Wednesday, November 21, 2007

The Secret, LinkedIn, and Why Blue Should Apply For Jobs Instead of Me

Whenever I visit my parents' home, I intuitively sniff out all the new books that have arrived in my absence, and -- with few exceptions -- read them. It's how I became acquainted with Blink and The Tipping Point, and, on this visit, The Secret.

The "secret" of The Secret is that if you think about particular goals constantly, continuously (not continually -- that would imply breaks in the thought process), you can achieve them. The Secret takes it a step further and states that you will achieve them, and achieve them by thinking alone; the power of thought will "attract" your goals to you.

That's why people think The Secret is a bunch of hogwash. I agree. However, there's one thing The Secret gets right, and it's something I already knew: if you want to achieve a goal, it's a good idea to work towards it -- not just think about it -- constantly and continuously.

So. I want to get a job. Not just any job; I've had jobs, and plenty of them. I want a job that allows me to use my best skill set (that'd be the "writing" one, also possibly the "teaching" one, not the "stuffing envelopes and answering the phone" one, although I'm good at that too). And I've got a deadline of sorts; next May, after graduation.

I want the kind of job that a person might more accurately call a "career;" and I'm thinking about it constantly and continuously.

When I was applying to graduate school, I began nearly a year in advance. Every day I said "what's one thing I can do today to get myself closer to grad school?" Likewise, with the India trip, I took some time every day to figure out "what can I do today that will get me closer to going to India?"

And so, in the name of "what can I do today to get me closer to a good post-graduation career," I joined LinkedIn. (I've got a sneaking suspicion that networking is going to play a major part in this career process.)

And after I filled out my profile, my education (state schools) and resume (service and temp work) looked so unimpressive that I quickly ditched the entire thing.

After all, without the background to prove it, how could I promote myself as a "Writing Professional," as the site encouraged me to call myself? No one would believe me.

Then I thought "well, if they read the blog, they'd know where my real skills were." And that's when I began to wish Blue could apply for jobs instead of me.

The real world says my education and experience only qualify me for service jobs; but Blue has been hired to write articles for magazines (real, paying articles), not to mention getting tagged and linked-to across the blogosphere.

I live in the "middle of nowhere," but Blue rubs elbows and trades comments with many influential people; people who have founded successful companies, who write articles for major magazines, who work for prestigious institutions, academic-or-industry; people whose names jump out from the insides of books and remind me of how cool they are (Niranjana, that'd be you, in my copy of Sacred Games). Even someone who might be the Next Marketing Guru. ^__^

(Did I miss anyone? I hope not.)

Blue's even prettier than I am, because the world only sees Blue when the photograph turns out well.

In short, Blue's a much better job candidate than I am. Should I make a LinkedIn page for her?

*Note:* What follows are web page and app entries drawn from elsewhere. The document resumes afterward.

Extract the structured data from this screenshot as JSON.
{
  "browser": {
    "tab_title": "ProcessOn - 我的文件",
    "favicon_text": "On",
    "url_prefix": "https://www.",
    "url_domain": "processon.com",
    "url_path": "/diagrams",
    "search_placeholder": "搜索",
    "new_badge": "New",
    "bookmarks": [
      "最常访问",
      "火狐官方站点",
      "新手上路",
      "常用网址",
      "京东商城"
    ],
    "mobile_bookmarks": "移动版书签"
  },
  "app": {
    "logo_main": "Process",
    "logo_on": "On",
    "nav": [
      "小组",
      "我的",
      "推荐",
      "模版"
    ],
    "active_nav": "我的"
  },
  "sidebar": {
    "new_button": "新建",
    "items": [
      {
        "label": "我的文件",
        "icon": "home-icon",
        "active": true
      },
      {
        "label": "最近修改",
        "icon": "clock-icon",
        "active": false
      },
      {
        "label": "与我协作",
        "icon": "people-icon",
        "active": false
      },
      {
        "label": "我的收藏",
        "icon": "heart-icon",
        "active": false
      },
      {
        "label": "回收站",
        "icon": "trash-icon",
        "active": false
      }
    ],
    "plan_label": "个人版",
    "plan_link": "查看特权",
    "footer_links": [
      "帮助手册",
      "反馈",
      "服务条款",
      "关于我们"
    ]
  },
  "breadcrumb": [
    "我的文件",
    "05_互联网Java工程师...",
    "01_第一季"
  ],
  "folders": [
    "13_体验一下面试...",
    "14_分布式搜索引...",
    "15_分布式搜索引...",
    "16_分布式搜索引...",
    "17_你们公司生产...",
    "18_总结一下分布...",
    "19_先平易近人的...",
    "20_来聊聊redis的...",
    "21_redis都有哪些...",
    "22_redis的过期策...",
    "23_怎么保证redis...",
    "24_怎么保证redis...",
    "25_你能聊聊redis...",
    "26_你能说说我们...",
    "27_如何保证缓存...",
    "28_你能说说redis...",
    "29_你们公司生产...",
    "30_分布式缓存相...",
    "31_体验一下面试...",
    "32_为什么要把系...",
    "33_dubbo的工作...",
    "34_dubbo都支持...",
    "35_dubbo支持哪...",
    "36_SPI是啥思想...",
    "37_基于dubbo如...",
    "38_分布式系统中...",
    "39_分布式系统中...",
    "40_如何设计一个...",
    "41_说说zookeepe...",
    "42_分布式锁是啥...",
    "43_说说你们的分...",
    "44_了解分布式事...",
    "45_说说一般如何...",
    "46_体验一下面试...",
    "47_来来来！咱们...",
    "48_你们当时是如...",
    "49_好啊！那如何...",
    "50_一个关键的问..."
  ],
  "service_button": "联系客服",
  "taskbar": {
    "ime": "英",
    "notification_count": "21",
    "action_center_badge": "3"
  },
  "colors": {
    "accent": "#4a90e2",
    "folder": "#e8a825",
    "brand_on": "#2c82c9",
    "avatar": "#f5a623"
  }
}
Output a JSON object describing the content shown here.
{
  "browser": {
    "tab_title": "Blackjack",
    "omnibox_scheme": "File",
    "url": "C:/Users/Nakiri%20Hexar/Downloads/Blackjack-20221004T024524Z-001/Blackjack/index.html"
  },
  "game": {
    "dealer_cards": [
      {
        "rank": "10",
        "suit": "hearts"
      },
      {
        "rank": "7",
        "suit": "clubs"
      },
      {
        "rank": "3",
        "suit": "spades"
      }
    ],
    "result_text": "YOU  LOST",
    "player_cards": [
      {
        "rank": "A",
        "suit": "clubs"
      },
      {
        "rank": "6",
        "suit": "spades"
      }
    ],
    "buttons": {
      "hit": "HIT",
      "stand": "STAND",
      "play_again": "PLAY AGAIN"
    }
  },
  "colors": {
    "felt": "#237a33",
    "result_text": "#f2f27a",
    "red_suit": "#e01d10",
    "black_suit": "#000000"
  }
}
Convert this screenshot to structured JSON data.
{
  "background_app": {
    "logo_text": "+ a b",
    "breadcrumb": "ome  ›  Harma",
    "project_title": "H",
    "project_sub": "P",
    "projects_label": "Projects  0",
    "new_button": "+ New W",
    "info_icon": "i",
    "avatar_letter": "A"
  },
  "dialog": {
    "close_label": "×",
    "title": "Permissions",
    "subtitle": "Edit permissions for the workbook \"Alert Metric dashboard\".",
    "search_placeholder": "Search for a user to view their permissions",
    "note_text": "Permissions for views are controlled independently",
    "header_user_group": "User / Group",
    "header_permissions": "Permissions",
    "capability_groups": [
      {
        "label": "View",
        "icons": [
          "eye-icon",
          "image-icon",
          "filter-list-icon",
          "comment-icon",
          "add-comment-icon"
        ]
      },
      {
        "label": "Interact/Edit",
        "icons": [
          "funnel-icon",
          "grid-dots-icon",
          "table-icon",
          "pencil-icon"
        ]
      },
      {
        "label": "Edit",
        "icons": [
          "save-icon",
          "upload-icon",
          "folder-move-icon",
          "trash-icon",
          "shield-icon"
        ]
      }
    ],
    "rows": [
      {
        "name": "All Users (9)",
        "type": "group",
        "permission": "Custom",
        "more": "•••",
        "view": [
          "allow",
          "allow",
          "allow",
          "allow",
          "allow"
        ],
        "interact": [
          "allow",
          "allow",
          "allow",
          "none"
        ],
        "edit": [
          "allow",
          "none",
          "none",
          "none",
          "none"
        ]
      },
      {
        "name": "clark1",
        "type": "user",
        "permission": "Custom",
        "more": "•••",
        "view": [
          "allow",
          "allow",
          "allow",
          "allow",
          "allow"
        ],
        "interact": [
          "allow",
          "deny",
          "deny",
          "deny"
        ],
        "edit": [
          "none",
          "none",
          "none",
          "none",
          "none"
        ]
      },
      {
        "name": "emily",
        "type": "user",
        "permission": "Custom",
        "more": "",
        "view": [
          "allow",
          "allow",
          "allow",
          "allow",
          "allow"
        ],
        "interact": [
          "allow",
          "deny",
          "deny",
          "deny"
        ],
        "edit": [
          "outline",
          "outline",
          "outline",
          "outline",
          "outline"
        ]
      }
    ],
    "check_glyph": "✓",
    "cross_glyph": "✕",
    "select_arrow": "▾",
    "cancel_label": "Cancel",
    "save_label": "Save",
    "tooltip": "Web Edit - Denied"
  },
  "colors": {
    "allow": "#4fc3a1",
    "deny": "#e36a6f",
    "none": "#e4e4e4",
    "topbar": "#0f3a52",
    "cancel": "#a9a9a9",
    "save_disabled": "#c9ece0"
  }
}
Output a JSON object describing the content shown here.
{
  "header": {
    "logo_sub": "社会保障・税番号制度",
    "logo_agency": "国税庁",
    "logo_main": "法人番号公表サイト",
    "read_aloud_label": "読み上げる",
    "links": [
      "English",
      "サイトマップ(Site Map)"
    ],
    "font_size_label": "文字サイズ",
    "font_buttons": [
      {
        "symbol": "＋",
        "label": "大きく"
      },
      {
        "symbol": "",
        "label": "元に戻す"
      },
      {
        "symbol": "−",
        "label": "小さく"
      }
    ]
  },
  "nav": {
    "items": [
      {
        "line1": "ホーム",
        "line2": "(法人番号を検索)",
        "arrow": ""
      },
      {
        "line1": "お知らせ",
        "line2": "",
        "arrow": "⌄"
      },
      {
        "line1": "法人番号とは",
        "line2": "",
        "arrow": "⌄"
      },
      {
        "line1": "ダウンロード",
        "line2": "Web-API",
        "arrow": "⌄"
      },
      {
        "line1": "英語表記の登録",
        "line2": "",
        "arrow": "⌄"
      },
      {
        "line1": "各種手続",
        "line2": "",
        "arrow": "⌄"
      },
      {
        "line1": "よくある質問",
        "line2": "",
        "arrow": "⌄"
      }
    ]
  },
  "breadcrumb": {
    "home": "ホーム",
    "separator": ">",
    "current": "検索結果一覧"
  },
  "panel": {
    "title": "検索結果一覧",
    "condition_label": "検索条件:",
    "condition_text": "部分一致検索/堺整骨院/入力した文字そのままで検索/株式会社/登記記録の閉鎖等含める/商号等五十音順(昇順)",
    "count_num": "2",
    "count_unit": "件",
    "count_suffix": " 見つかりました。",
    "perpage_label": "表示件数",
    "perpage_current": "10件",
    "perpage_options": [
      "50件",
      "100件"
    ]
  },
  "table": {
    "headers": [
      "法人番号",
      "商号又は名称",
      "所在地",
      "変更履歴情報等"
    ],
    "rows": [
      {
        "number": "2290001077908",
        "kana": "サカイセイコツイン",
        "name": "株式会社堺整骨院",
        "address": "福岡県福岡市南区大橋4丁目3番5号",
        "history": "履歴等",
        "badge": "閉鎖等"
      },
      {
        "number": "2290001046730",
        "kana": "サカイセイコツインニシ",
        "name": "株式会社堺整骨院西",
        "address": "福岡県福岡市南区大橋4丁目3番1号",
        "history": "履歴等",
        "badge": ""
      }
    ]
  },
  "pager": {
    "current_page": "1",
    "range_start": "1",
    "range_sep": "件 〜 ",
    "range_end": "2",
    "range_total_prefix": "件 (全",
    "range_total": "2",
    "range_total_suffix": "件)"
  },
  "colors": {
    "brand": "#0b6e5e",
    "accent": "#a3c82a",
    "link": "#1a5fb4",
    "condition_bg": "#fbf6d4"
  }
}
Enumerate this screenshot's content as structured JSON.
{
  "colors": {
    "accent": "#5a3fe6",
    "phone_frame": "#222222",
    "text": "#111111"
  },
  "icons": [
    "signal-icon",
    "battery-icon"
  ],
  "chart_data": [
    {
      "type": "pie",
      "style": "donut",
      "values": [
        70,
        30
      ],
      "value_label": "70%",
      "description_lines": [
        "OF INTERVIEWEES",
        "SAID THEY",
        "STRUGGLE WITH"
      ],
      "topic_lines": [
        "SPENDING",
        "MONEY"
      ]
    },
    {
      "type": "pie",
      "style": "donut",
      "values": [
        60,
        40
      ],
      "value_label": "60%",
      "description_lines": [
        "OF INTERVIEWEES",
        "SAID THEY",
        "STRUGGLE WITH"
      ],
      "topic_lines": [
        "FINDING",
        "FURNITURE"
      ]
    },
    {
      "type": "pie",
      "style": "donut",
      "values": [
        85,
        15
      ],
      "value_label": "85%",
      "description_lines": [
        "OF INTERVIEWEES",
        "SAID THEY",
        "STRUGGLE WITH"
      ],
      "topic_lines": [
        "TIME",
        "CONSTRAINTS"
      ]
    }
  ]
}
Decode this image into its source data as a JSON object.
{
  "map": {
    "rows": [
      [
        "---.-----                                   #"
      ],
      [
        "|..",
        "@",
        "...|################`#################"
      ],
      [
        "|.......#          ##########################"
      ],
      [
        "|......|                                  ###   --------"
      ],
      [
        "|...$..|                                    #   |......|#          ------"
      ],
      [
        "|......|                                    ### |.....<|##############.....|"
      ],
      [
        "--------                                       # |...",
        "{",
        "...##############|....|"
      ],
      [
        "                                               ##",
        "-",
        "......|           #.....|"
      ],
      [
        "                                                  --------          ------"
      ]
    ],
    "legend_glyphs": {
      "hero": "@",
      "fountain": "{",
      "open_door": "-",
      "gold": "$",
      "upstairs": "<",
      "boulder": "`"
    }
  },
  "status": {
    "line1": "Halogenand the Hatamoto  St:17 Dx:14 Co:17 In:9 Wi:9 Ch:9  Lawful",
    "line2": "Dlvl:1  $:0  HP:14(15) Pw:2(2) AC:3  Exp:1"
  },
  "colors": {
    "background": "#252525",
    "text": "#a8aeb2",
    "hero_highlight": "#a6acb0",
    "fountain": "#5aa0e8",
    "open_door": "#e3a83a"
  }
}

When I began this blog I chose pseudonymity because I thought revealing my true identity might negatively affect my career options. Now I am wondering if and when I should out myself, or whether I should simply change my name to Blue.

3 comments:

Shripriya said...

This is the downside of anon blogs. I say just make the two-identities one, do a full reveal and voila, you can apply as yourself.

If this is impossible for some reason, then there's a problem... but otherwise, it will solve it nicely.

Writing is really hard to break into and most people start out freelance, so do everything you can to help yourself.

Blue said...

The reveal is coming soon...

What I mean by "getting a job that allows me to use my writing skills" isn't exactly that I want a job writing articles or fiction/non-fiction or anything like that, although I would love the chance to try that kind of work.

All I mean is that I'm looking for a job that lets me use words, punctuation, spelling-and-grammar -- even the transcription work I did would be fine, if it were adequately paid -- all of my strengths. If companies have people that put numbers together, surely they have people that put words together.

But I'm not even sure of the names of the jobs I'm looking for.

Shripriya said...

Well, in the internet world, there are people who write copy for emails and marketing communications etc. They usually live within the Design umbrella since the user interface and the words etc. all go together.

There are also people who are in charge of email communications writing.

But most any job would require you to "use words, punctuation, spelling-and-grammar" since you'd have to communicate via email :p